Do you trust your friends to proactively hook you up with someone you should meet?
With Hinge, you donâ€™t have to.
A Facebook application that, in the words of founder and Borderstan resident Justin McLeod, â€śhelps you privately meet dates within your social network.â€ť
McLeodâ€™s inspiration for Hinge came after Facebook friending a girl he thought was a good match for him, and with whom he shared a business school class. He discovered they shared common Facebook friends, none of whom had connected the dots and introduced McLeod and his classmate to each other.
Itâ€™s the use of Facebookâ€™s social graph, the social networkâ€™s web of members, to connect friends of friends for dating thatâ€™s the goal of Hinge.
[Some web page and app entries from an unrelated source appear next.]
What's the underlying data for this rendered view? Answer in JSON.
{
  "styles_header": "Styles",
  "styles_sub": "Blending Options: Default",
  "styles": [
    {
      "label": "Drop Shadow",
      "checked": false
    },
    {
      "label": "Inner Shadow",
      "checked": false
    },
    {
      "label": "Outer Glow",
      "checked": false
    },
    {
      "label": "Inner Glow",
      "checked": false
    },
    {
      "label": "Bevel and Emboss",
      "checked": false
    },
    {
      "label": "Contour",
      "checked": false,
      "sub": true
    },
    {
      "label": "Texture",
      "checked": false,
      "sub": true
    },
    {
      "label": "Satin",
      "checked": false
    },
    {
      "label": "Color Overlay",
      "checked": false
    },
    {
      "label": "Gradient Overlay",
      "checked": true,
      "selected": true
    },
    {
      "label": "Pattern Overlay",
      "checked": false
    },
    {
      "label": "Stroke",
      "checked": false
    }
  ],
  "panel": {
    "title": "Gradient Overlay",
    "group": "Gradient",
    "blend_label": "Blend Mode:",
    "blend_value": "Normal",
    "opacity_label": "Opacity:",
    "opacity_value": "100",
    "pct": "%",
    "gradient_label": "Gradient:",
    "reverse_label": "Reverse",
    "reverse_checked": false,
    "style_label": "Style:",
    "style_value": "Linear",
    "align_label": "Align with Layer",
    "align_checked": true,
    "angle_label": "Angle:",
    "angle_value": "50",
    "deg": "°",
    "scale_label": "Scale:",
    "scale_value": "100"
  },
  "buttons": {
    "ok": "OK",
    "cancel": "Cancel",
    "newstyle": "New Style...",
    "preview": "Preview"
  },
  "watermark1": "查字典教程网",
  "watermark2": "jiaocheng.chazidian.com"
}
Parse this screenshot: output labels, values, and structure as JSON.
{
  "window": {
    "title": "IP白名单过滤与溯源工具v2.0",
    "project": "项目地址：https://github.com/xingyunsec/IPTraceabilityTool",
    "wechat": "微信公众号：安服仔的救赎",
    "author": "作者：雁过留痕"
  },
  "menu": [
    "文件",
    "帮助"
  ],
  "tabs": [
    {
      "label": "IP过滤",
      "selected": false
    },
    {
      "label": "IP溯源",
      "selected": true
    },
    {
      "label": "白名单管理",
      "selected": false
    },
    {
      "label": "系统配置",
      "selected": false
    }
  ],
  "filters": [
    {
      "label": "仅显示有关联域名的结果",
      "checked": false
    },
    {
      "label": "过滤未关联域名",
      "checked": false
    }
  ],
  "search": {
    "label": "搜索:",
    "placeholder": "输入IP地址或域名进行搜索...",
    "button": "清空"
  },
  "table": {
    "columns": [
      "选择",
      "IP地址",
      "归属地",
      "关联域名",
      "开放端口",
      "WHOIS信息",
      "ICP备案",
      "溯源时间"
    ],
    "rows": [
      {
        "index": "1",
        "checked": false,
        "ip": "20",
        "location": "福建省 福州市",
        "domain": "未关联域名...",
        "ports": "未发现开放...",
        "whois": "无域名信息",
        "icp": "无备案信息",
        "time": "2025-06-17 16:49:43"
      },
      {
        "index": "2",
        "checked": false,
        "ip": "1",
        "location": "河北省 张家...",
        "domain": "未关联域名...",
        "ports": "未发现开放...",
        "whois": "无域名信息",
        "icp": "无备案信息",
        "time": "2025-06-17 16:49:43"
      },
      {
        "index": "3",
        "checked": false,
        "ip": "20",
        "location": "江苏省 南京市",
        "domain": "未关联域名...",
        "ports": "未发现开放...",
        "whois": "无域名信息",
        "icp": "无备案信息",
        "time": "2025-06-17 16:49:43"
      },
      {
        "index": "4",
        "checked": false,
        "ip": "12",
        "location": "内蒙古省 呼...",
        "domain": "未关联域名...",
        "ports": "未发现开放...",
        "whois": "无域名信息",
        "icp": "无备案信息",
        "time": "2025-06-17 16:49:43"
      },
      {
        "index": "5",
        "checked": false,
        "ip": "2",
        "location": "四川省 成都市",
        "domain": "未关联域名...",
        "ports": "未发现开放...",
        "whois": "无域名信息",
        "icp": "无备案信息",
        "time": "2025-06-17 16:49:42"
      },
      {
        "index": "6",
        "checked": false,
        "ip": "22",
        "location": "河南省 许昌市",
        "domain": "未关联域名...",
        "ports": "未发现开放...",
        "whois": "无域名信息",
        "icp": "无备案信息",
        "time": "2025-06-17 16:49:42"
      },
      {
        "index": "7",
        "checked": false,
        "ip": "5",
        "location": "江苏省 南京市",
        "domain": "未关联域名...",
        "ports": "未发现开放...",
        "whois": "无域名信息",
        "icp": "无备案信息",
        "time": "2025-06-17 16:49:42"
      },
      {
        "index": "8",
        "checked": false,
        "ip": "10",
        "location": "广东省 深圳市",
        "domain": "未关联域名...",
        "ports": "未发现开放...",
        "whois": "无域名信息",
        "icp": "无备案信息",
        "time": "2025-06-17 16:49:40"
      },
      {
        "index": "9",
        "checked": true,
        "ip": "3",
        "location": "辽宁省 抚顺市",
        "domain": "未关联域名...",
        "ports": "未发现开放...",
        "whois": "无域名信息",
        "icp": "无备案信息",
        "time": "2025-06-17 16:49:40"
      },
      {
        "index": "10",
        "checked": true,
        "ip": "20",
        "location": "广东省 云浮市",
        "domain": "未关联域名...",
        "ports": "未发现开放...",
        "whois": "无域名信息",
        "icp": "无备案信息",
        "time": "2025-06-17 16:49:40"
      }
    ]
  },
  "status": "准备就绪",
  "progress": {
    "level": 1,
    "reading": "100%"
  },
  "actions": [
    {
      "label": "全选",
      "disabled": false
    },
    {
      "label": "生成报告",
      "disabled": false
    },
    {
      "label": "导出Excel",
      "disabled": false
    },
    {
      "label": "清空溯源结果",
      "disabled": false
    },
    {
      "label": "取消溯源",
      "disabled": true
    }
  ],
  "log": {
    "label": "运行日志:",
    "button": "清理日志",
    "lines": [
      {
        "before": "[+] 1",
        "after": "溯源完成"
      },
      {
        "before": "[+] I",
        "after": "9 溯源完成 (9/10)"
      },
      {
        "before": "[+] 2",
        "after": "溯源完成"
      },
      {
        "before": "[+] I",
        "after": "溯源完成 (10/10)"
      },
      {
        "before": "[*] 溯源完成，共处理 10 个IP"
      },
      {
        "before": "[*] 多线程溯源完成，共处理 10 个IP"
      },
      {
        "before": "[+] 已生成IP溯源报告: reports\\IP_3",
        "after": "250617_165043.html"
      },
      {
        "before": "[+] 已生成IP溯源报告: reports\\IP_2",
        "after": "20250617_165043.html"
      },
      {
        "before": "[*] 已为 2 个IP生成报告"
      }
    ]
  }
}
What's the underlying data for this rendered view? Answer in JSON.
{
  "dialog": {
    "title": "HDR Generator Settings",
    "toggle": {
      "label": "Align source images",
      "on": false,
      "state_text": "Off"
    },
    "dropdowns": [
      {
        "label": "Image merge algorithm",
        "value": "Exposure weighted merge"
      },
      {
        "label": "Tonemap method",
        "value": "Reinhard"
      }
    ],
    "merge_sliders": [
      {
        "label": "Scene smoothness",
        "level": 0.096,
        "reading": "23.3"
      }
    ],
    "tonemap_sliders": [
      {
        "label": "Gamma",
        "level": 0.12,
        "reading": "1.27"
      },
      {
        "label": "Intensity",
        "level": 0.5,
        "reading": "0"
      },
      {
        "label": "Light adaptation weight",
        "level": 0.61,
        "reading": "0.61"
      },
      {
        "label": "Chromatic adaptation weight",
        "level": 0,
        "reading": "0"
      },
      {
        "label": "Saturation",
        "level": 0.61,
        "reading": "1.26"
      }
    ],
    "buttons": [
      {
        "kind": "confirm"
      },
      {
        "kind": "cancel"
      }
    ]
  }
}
â€śWe learn your tastes by you rating and answering questions about your current Facebook friends, then we search through your friends of friends to suggest your most compatible matches,â€ť McLeod said.
Hinge isnâ€™t online dating, though. Itâ€™s a game, and you can play whether youâ€™re single or not.
â€śTaken folks can play as matchmakers and help improve their friendsâ€™ matches,â€ť McLeod said.
After graduating from Harvard Business School, and meeting a girl his friends should have introduced him to, McLeod started working on Hinge. He mapped out the app, hired developers to build a prototype, and raised money last winter.
Hinge now has three full-time staff, McLeod, his co-founder Bennett Richardson and a lead engineer, AJ Bonhomme.
â€śWe take our work seriously, but we donâ€™t take ourselves too seriously,â€ť McLeod said.
Team Hinge works out of The Fort, a startup accelerator in downtown DC.
Hinge is a player in DCâ€™s much talked about tech startup scene, a community thatâ€™s more supportive than cutthroat.
â€śEveryone in DC wants everyone else in DC to succeed, and most fellow founders are always ready to do you a favor whenever you need a hand,â€ť McLeod said.
Not much unlike, perhaps, Hinge lending a hand in helping you find a date.